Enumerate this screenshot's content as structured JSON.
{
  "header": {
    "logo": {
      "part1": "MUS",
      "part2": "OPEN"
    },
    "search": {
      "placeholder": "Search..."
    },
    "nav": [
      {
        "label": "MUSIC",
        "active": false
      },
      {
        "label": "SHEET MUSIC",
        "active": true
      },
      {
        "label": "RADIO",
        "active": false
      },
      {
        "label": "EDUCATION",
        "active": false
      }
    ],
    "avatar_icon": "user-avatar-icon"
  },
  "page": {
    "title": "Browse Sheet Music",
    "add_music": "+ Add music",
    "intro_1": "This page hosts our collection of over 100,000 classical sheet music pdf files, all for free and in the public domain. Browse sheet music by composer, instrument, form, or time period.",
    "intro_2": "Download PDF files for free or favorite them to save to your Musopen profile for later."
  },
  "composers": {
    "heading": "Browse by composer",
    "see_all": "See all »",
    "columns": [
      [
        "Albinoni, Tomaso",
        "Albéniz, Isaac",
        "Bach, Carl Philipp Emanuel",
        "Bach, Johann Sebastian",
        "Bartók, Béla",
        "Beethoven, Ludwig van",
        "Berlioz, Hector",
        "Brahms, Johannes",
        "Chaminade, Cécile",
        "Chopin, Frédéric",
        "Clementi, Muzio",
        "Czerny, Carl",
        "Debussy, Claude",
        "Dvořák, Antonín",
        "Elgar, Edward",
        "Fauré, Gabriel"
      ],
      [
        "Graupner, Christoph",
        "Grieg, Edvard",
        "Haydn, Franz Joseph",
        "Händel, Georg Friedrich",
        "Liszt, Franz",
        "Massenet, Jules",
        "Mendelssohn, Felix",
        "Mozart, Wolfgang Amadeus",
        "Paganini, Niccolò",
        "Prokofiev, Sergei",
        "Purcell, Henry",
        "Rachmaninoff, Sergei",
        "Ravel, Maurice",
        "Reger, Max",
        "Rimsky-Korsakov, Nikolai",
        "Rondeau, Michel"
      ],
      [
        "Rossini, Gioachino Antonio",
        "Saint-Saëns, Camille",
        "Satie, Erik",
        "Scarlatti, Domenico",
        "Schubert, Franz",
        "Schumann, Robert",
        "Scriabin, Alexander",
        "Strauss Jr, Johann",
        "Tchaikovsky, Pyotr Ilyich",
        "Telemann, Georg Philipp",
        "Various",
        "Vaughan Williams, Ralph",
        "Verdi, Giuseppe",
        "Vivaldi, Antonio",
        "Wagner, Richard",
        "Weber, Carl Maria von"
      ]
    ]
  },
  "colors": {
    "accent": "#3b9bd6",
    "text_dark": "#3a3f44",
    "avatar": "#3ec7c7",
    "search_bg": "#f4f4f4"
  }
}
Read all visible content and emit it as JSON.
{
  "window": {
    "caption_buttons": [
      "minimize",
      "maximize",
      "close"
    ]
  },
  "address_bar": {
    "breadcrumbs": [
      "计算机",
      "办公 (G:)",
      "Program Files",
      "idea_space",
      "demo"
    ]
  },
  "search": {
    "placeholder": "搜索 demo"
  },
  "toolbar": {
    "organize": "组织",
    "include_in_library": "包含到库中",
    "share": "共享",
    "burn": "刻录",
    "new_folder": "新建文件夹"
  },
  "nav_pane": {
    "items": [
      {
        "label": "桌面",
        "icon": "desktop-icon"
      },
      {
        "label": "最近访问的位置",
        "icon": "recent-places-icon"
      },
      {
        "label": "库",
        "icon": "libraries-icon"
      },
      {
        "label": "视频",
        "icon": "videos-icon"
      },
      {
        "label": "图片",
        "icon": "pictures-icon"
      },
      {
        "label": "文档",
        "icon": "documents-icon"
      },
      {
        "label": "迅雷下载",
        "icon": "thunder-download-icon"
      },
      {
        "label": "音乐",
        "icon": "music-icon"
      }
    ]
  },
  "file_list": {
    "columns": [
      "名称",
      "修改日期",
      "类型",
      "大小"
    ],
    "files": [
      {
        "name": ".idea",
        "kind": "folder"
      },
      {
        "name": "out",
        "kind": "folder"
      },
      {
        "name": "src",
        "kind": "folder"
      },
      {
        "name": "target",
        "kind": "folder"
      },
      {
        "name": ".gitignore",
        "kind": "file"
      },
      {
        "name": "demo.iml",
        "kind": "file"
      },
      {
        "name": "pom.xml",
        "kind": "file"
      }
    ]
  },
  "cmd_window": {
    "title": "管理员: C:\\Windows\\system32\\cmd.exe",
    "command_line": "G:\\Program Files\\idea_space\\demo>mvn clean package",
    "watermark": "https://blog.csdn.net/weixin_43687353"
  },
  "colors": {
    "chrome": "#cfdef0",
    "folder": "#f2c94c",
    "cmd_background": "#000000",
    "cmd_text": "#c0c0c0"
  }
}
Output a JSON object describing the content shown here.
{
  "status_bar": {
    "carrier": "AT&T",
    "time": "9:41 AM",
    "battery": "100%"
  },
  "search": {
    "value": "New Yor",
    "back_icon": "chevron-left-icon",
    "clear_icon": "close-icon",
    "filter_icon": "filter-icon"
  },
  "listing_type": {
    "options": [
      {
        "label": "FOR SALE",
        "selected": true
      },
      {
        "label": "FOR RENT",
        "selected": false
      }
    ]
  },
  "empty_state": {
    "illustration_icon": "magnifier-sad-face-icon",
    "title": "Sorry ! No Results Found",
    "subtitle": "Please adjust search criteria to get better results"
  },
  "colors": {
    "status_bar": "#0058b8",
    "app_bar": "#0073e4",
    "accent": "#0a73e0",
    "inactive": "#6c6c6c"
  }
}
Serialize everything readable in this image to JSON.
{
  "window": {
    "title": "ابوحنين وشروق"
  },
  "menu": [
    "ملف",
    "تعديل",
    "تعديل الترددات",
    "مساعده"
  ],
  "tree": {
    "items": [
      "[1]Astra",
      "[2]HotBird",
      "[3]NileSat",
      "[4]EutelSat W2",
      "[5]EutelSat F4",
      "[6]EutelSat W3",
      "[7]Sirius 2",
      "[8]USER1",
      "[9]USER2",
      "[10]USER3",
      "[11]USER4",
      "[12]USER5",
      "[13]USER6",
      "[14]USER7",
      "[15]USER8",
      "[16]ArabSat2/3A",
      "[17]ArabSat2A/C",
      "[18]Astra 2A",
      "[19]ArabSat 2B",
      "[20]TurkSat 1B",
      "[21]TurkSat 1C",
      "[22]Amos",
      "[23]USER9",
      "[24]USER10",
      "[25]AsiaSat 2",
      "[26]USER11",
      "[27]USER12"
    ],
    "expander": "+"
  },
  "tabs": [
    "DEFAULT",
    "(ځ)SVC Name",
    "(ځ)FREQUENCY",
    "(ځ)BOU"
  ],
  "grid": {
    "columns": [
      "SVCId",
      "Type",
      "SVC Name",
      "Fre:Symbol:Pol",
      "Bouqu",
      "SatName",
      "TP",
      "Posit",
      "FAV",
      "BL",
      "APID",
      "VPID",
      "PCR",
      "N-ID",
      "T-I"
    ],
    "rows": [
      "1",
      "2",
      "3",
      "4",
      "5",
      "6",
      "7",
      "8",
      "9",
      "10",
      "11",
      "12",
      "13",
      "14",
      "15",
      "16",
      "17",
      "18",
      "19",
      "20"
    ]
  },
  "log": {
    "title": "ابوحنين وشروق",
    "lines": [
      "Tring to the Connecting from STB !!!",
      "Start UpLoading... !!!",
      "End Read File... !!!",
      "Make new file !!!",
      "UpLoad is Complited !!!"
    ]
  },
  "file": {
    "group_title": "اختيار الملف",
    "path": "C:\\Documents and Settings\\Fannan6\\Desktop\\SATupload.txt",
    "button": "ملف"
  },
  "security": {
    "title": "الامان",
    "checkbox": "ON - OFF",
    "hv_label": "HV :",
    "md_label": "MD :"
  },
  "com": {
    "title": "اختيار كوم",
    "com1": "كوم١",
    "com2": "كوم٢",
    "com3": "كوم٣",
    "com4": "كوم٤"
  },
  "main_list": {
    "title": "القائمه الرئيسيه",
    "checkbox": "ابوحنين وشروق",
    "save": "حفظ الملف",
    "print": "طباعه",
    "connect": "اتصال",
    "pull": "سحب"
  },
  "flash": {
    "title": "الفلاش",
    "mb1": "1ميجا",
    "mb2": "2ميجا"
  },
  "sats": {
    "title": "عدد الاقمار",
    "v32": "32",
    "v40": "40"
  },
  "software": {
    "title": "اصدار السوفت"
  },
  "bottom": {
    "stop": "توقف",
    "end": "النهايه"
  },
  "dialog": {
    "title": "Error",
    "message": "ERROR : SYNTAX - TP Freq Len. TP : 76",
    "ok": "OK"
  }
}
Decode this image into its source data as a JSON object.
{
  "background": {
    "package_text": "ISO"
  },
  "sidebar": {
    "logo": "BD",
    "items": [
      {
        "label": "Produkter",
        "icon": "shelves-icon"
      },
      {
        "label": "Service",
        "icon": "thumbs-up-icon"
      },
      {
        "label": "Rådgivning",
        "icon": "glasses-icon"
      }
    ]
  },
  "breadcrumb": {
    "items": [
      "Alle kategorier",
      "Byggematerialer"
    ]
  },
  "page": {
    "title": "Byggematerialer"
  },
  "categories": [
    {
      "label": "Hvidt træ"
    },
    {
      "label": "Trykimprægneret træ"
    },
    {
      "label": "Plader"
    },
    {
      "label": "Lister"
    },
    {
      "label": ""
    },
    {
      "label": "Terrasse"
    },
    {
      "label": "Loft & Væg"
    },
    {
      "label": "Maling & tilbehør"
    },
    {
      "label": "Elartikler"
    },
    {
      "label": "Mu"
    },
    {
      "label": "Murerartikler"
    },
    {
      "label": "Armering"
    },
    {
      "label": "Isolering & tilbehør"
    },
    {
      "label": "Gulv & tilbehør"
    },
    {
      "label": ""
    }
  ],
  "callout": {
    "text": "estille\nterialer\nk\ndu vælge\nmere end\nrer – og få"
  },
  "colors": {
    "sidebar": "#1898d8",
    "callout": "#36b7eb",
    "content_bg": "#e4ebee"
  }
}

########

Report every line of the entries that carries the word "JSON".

### [Response box]
Enumerate this screenshot's content as structured JSON.
Read all visible content and emit it as JSON.
Output a JSON object describing the content shown here.
Serialize everything readable in this image to JSON.
Decode this image into its source data as a JSON object.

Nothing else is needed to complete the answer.